Retail and Consumer

Independent and united: The businesses helping lead a market town’s economy out of lockdown

Written by: Andrew Merrell | Posted 10 August 2020 9:44

Independent and united: The businesses helping lead a market town’s economy out of lockdown

A lot has been said about businesses adapting through lockdown and strategies for whole towns to emerge and thrive, but one Gloucestershire market town seems to already have good momentum. 

Building communities, championing your differences and independent businesses, embracing on-line, using social media to raise your profile, forging new routes to your customers, having faith - it is all so much easier to say than do. 

In the Gloucestershire market town of Stroud no one is saying it is easy, but it appears to be managing all of the above and drawing people into the town through playing to its strengths.  

InStroud (@in_stroud_glos), the Twitter account that works with the town’s chamber of trade to champion the businesses within its precincts has even released a series of Twitter videos – part tribute part reminder – of the town’s array of independents.

The focused, united voice emerging will chime with the 'Think Gloucestershire’ message from GFirst LEP, the local enterprise partnership leading the county-wide economic recovery strategy – a campaign aimed at encouraging us all to support our county’s businesses. 

Ry Gerbrands, who works for the iconic Made in Stroud shop, said the business fought to stay open in the early days of lockdown, but closure was eventually inevitable and “heart breaking”. 
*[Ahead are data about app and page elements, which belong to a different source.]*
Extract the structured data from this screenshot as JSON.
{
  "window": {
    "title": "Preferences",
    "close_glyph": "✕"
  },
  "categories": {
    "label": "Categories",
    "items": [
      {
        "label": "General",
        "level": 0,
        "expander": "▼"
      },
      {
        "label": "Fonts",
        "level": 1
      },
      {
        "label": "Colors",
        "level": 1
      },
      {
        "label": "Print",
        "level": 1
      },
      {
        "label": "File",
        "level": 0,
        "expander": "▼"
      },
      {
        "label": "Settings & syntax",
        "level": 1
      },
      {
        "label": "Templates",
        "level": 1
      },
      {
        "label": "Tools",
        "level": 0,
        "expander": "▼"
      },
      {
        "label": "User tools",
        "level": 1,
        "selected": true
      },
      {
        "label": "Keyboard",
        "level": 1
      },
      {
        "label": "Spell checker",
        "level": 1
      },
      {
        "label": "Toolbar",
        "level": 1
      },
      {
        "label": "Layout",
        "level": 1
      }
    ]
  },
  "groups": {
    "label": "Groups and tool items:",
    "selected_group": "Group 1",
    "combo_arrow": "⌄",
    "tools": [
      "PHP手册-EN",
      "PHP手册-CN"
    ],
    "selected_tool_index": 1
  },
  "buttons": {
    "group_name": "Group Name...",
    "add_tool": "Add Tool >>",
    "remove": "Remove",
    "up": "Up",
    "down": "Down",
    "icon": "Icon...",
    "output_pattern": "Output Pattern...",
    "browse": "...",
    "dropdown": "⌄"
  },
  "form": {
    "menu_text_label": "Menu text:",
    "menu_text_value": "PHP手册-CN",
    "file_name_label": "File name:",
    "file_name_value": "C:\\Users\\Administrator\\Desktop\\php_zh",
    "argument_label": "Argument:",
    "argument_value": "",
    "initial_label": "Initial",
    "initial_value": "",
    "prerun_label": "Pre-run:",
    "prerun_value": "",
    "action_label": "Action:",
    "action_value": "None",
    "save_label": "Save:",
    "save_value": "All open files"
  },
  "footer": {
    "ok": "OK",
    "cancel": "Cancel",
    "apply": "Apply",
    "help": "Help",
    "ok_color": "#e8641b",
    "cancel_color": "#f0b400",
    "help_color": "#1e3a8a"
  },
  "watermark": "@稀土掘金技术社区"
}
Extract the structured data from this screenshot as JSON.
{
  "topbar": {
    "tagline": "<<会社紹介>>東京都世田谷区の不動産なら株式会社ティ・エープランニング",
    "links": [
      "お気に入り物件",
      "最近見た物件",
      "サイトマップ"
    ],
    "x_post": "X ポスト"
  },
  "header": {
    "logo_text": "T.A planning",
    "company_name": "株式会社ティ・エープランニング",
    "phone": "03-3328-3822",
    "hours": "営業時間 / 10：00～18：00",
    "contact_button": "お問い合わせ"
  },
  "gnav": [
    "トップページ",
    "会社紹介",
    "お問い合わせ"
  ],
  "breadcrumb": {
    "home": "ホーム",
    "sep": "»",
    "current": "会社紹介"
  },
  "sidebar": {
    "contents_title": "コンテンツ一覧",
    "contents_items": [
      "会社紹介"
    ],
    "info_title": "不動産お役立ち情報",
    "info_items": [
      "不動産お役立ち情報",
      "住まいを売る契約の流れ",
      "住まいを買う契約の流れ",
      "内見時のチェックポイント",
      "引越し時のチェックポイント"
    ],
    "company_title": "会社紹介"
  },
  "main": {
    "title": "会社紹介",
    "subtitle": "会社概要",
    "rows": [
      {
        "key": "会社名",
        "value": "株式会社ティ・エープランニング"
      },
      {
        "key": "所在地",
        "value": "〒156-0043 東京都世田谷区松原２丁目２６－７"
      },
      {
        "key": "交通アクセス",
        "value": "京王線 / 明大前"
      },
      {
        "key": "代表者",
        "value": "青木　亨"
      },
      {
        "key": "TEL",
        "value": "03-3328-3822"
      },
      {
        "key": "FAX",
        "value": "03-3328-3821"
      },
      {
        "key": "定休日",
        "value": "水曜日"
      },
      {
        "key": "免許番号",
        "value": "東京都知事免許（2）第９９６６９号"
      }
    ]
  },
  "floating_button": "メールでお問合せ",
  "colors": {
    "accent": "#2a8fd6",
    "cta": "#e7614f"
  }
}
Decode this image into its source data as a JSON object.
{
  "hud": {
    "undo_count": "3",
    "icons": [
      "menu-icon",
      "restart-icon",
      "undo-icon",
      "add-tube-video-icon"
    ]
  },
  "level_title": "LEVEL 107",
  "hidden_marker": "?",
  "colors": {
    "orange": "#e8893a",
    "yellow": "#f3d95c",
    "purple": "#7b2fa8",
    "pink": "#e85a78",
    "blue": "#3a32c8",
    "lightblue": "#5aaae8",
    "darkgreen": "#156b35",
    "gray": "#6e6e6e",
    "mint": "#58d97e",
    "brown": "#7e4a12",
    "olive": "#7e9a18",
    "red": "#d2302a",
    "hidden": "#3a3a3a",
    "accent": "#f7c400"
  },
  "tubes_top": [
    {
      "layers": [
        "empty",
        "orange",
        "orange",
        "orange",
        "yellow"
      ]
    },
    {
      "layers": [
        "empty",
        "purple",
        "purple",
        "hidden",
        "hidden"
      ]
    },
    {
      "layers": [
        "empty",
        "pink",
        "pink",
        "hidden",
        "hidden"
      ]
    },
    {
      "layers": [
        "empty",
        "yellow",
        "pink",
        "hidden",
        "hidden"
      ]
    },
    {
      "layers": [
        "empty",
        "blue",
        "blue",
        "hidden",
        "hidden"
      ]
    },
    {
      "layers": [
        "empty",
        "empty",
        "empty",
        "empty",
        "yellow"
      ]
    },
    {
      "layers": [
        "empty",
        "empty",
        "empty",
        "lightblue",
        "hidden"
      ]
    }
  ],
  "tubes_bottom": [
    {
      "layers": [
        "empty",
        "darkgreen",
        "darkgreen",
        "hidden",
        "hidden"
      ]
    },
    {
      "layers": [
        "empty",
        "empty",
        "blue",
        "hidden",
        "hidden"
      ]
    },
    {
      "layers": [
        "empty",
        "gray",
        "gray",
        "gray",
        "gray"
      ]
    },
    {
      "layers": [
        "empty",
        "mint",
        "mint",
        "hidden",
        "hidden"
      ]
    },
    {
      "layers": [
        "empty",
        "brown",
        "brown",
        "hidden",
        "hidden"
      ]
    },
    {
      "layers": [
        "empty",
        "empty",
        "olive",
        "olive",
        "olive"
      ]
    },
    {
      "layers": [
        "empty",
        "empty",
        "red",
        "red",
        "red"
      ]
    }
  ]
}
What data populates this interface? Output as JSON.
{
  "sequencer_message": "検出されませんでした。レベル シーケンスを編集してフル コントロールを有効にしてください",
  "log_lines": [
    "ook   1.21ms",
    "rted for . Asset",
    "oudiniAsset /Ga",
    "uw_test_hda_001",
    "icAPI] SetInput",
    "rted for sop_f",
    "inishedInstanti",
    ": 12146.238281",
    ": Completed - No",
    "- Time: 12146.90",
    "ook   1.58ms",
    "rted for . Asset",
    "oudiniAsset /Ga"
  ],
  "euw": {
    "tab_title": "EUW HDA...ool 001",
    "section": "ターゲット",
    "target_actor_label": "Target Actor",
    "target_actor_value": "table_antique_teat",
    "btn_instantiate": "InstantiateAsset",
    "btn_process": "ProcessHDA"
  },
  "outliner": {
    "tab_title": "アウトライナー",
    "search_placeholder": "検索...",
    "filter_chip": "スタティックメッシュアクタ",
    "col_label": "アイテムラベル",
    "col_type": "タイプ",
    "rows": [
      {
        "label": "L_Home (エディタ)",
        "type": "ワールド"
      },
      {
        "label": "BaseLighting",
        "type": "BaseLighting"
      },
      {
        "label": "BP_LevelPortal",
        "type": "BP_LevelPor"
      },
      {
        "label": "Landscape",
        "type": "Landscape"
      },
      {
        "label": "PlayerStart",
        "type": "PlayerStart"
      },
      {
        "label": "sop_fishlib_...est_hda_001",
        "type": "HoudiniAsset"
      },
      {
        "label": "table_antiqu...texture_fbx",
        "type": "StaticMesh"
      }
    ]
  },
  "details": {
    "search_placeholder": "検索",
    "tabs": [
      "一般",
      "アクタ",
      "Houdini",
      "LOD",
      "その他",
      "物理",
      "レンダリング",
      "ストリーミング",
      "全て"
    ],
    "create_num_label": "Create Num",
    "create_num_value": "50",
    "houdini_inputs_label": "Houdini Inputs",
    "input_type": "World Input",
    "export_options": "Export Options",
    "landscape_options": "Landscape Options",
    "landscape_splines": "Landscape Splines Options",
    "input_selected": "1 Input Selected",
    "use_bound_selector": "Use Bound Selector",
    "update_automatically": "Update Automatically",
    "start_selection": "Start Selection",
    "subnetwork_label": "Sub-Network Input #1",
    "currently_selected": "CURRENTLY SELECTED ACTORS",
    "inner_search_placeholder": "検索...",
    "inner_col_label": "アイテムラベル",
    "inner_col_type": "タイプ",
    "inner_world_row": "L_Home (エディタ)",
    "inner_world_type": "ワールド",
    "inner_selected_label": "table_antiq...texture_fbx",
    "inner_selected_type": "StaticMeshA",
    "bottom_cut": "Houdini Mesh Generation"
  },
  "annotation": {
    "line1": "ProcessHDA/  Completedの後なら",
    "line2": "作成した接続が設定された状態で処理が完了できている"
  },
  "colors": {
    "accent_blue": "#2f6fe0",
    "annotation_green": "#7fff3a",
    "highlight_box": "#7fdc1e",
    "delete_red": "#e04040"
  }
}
“We threw ourselves into taking product pictures, working on the website and local deliveries. You have to carry on, focus on the things you can do, and work hard and be positive,” said Mr Gerbrands.  

In the case of Made in Stroud all that preparation in readiness is now paying off.  

“Trade is up 10 per cent this month on last July and we were shut for the first three days too. People in Stroud have been amazing, really supportive – especially since we re-opened.  

“But there has also been a lot of tourism with people coming to the town from all over.”

Peter Elms, who owns two businesses in the town – party supplies shop Party on Up on London Road, and Confection Affection in Threadneedle Street, said those businesses which had worked hard through lockdown had put themselves in a best position.  

Be that working on their on-line offering, redecorating their shops ready for re-opening or promoting themselves on social media.  

“What we are finding is the people who come into town come in to buy. You are not getting the browsers like before,” he said.  

“We are still only on about 40 per cent of our numbers at Party on Up – but that is only to be expected with fewer gatherings and parties taking place at the moment.  

“But in Confection Affection we are on par with last year.”  

Already having a good on-line presence and website shop had helped, but some clever footwork (not least transferring his entire Easter egg stock onto the website pre the big day) had paid off.  

He had even introduced home delivers, with the most orders in one day being 31. But the biggest win being keeping the business top of mind for customers.



Tony Davey, the chairman of Stroud Chamber of Trade, said 110 businesses through the town centre now sported the ‘shop local’ (#Shoplocal) posters in their windows – an initiative in partnership with the district council. 

And the town’s famous farmers’ market was back in force, helping re-establish a sense of occasion to a trip into the capital of the Five Valleys. 

“We have made a point of working together with everyone, not just members. We are here for our members, but no one is going to really success unless we all work together, and I think that has bene the general spirit,” said Mr Davey, who added that many of the national chains in the town had also embraced the orange poster campaign sending out a  united message which had helped visitors feel comfortable.  

Liam Griffin, the manager of K ‘n’ G Convenience (Threadneedle Street), said the business had managed to stay open throughout, but on vastly reduced hours. Pre-lockdown it was open from 6.30am to 8pm.  

Those hours had now crept back up to 8am to 6pm Monday to Thursday, until 7pm on Friday and a 9am to 4pm on Saturday as footfall started to return.  

“People are coming back into town now. It is gradual, but it is there. It is definitely picking up.” 

Julie Brown, who has run Loose, the packaging-free food market in Lansdown Since April 2018, said lockdown has overall worked out well for her business.  

A retailer of beans, pulses, nuts, seeds, dried fruit, coffee, teas, herbs, spices, snacks, chocolate, grains, pastas, plus cleaning and home skin care ingredients as well as household and personal care items, trade on-line had gone well.  

“Since lockdown finished trade has dropped off. We re-opened three weeks ago. Footfall is definitely down on pre-lockdown.,” she said, adding that the business was still on reduced opening hours (10am to 2pm) as it felt its way forward.  

“I am not worried or concerned,” she said, adding that recent investment in the Five Valleys Shopping Centre was also a good omen. “Stroud has a strong community. There is a good community vibe. Tony Davey has been very supportive, there is a lively WhatsApp group. Stroud is definitely open for business.”